Every record below should be retyped exactly, and no picture should appear in the copy.
(DATA FOR ANALYSIS begins)
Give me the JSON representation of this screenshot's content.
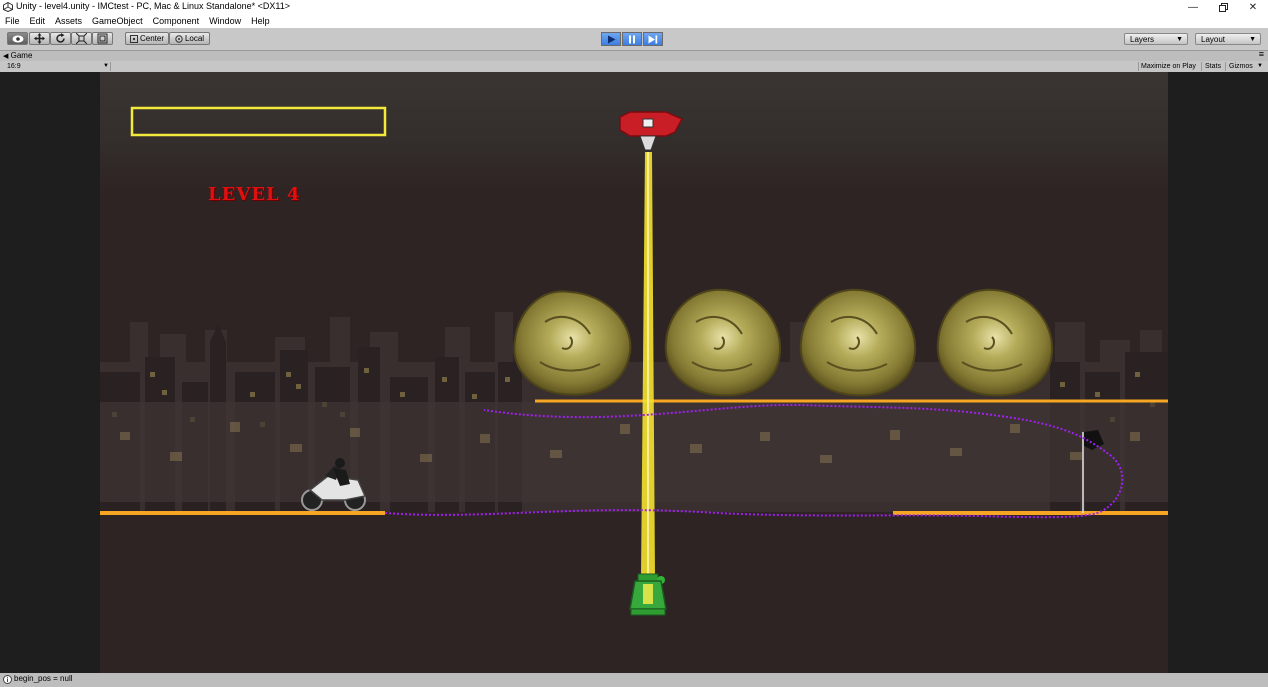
{
  "window": {
    "title": "Unity - level4.unity - IMCtest - PC, Mac & Linux Standalone* <DX11>"
  },
  "menu": [
    "File",
    "Edit",
    "Assets",
    "GameObject",
    "Component",
    "Window",
    "Help"
  ],
  "toolbar": {
    "pivot_label": "Center",
    "space_label": "Local",
    "layers_label": "Layers",
    "layout_label": "Layout"
  },
  "game_view": {
    "tab_label": "Game",
    "aspect": "16:9",
    "maximize_label": "Maximize on Play",
    "stats_label": "Stats",
    "gizmos_label": "Gizmos"
  },
  "game": {
    "level_text": "LEVEL 4"
  },
  "status": {
    "message": "begin_pos = null"
  },
  "colors": {
    "accent_blue": "#3c7de0",
    "track_yellow": "#f6a623",
    "laser_yellow": "#f3e12c",
    "path_purple": "#a020f0",
    "level_red": "#e01010"
  }
}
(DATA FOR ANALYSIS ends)
- EXERCISE RESPONSE -
Give me the JSON representation of this screenshot's content.
{
  "window": {
    "title": "Unity - level4.unity - IMCtest - PC, Mac & Linux Standalone* <DX11>"
  },
  "menu": [
    "File",
    "Edit",
    "Assets",
    "GameObject",
    "Component",
    "Window",
    "Help"
  ],
  "toolbar": {
    "pivot_label": "Center",
    "space_label": "Local",
    "layers_label": "Layers",
    "layout_label": "Layout"
  },
  "game_view": {
    "tab_label": "Game",
    "aspect": "16:9",
    "maximize_label": "Maximize on Play",
    "stats_label": "Stats",
    "gizmos_label": "Gizmos"
  },
  "game": {
    "level_text": "LEVEL 4"
  },
  "status": {
    "message": "begin_pos = null"
  },
  "colors": {
    "accent_blue": "#3c7de0",
    "track_yellow": "#f6a623",
    "laser_yellow": "#f3e12c",
    "path_purple": "#a020f0",
    "level_red": "#e01010"
  }
}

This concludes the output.